→ **EXERCISE**: Retype the full set of records. Keep every character identical.

Start of LISTED ENTRIES

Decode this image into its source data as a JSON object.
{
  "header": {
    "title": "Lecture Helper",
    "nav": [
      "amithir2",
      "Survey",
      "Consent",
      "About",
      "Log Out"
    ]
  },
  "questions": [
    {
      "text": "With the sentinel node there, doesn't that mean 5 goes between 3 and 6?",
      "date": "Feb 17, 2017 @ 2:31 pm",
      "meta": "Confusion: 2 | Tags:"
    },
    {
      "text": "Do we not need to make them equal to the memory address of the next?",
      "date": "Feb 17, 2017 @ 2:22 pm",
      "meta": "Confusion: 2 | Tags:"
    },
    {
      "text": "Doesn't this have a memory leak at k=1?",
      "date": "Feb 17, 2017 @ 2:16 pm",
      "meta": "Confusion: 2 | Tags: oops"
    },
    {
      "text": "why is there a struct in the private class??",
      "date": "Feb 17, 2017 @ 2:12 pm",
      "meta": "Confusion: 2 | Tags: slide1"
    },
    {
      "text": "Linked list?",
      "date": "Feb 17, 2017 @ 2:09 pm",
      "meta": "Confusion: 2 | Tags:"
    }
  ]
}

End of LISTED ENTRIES

→ **YOUR RESPONSE**:
Decode this image into its source data as a JSON object.
{
  "header": {
    "title": "Lecture Helper",
    "nav": [
      "amithir2",
      "Survey",
      "Consent",
      "About",
      "Log Out"
    ]
  },
  "questions": [
    {
      "text": "With the sentinel node there, doesn't that mean 5 goes between 3 and 6?",
      "date": "Feb 17, 2017 @ 2:31 pm",
      "meta": "Confusion: 2 | Tags:"
    },
    {
      "text": "Do we not need to make them equal to the memory address of the next?",
      "date": "Feb 17, 2017 @ 2:22 pm",
      "meta": "Confusion: 2 | Tags:"
    },
    {
      "text": "Doesn't this have a memory leak at k=1?",
      "date": "Feb 17, 2017 @ 2:16 pm",
      "meta": "Confusion: 2 | Tags: oops"
    },
    {
      "text": "why is there a struct in the private class??",
      "date": "Feb 17, 2017 @ 2:12 pm",
      "meta": "Confusion: 2 | Tags: slide1"
    },
    {
      "text": "Linked list?",
      "date": "Feb 17, 2017 @ 2:09 pm",
      "meta": "Confusion: 2 | Tags:"
    }
  ]
}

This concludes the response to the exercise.